Data items
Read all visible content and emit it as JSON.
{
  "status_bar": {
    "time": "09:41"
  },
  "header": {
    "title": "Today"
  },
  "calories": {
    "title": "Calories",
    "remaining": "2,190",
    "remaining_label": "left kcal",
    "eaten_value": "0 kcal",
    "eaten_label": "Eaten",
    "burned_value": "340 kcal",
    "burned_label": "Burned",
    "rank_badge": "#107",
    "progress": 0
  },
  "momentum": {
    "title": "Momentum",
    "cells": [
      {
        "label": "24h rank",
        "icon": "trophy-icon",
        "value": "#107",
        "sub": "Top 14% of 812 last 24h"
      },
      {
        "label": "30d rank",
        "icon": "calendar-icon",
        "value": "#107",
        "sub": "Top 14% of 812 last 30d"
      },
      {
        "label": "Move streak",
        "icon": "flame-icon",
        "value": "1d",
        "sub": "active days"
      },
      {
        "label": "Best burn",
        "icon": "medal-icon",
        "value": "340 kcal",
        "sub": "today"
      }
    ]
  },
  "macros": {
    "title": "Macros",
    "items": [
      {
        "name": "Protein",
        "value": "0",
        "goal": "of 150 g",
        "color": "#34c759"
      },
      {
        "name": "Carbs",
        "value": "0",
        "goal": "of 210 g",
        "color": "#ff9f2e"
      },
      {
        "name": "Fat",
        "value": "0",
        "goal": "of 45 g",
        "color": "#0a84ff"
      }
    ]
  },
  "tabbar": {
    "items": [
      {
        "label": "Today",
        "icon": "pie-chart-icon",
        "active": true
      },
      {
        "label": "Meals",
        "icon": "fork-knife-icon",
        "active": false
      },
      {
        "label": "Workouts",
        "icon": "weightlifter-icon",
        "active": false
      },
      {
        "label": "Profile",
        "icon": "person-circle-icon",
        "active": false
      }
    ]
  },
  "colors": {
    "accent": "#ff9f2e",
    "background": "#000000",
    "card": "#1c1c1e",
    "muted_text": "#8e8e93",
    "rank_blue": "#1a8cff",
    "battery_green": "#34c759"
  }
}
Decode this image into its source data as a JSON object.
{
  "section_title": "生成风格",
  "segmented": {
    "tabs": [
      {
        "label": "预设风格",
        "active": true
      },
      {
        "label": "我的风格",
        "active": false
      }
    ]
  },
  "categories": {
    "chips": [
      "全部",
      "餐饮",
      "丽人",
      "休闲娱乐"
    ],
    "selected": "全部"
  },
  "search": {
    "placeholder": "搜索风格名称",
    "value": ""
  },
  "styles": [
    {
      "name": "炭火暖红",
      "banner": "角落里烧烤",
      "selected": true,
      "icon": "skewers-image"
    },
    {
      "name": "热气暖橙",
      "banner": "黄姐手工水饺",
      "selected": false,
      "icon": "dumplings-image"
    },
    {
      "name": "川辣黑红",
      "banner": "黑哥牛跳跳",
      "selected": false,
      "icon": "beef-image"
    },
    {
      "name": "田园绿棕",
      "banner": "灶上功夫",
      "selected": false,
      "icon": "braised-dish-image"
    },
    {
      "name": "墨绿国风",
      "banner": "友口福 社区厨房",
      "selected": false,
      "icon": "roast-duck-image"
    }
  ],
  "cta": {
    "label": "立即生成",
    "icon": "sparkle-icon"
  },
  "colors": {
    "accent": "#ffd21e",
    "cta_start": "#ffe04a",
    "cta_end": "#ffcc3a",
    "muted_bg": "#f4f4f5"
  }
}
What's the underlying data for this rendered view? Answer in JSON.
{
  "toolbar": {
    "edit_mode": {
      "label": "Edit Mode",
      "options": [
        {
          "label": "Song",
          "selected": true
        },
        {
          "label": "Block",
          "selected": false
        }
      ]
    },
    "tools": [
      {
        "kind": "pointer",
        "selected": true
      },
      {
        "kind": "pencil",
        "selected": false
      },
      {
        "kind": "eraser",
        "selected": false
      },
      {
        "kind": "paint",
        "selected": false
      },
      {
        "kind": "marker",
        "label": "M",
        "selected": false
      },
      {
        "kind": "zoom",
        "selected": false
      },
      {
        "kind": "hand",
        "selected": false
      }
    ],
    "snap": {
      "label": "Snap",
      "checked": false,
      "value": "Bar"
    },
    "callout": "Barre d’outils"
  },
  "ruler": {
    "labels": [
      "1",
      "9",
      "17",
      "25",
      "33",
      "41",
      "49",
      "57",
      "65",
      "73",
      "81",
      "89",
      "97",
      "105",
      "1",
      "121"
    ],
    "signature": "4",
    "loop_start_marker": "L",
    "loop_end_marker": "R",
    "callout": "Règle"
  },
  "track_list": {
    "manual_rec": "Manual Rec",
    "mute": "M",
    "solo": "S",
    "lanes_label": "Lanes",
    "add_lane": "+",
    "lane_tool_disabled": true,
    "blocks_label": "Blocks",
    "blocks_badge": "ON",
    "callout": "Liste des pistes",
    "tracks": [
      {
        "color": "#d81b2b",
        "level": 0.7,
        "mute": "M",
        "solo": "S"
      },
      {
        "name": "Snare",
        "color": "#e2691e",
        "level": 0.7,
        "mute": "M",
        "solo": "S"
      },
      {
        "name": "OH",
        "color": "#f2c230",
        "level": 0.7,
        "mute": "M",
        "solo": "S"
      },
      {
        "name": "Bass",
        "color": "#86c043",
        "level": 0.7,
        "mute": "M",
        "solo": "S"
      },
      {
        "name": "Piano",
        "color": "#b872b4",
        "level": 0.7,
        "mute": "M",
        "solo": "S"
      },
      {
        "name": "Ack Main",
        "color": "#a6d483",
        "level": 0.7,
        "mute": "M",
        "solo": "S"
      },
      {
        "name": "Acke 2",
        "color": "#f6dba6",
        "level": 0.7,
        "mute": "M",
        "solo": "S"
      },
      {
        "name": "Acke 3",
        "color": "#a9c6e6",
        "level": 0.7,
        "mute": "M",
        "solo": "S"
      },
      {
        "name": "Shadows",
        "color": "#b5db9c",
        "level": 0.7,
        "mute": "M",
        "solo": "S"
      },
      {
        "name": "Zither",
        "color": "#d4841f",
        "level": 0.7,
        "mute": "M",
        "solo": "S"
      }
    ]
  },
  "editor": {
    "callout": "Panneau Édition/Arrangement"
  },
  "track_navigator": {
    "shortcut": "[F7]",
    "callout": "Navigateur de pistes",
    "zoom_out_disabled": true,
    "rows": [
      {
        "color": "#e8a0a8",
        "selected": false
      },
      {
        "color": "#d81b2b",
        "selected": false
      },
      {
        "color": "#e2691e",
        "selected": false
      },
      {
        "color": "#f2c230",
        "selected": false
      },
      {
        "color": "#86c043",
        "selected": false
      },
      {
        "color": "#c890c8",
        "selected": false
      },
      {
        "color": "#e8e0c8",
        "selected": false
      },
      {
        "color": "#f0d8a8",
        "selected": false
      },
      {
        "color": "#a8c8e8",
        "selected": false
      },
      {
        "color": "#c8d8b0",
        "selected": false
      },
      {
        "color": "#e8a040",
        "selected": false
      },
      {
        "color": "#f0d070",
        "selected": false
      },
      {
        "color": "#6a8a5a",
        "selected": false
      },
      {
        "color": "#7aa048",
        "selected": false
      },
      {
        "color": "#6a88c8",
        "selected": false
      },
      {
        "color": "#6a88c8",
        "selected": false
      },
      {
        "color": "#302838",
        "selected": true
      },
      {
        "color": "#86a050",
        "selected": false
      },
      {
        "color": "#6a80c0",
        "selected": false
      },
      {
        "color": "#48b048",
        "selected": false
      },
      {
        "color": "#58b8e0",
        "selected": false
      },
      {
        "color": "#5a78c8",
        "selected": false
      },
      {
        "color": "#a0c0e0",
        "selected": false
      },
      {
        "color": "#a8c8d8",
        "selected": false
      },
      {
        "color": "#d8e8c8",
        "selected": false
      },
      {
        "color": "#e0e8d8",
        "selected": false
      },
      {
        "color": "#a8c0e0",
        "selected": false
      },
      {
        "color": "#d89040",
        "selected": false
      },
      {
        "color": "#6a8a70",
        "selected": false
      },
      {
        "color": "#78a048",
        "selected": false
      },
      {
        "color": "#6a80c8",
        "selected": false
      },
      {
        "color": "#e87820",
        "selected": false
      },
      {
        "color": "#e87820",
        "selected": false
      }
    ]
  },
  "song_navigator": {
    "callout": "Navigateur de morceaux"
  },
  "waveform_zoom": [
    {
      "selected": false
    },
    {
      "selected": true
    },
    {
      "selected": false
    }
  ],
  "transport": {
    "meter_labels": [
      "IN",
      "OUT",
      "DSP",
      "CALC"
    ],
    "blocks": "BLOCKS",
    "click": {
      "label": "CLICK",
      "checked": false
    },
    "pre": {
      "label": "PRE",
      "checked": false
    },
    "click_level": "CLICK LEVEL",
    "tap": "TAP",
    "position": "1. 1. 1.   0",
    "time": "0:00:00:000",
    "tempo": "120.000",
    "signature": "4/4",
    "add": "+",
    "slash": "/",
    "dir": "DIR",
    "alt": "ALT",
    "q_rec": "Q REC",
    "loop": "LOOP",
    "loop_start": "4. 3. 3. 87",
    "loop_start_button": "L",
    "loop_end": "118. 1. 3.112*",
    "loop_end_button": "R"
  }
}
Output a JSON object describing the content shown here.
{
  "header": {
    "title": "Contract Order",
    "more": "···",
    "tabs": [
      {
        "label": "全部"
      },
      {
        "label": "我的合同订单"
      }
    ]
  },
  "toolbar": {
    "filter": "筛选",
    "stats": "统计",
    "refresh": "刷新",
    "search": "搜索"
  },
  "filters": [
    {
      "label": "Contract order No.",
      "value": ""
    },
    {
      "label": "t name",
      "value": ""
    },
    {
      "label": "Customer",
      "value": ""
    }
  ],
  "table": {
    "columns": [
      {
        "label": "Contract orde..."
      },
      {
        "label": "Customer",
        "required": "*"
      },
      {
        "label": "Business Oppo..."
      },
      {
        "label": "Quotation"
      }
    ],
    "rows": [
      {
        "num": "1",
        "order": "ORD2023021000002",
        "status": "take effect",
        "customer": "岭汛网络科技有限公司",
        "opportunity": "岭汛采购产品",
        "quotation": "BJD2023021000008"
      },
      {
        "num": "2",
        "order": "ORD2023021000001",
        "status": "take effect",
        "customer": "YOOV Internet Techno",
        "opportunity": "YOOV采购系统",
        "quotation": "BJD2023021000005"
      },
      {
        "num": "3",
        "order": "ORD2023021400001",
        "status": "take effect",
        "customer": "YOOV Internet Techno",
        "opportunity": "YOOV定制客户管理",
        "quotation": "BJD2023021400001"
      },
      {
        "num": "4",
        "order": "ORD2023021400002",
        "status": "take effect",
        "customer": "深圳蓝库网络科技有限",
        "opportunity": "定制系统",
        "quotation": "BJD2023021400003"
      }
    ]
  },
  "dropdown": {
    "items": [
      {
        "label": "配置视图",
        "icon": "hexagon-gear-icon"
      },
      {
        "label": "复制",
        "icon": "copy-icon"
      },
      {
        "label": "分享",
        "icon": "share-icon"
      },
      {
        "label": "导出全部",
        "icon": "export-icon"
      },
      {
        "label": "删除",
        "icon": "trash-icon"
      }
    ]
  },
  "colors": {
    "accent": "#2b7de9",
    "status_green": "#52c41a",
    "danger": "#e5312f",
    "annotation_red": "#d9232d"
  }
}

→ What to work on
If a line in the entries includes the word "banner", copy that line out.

→ Response to the task
      "banner": "角落里烧烤",
      "banner": "黄姐手工水饺",
      "banner": "黑哥牛跳跳",
      "banner": "灶上功夫",
      "banner": "友口福 社区厨房",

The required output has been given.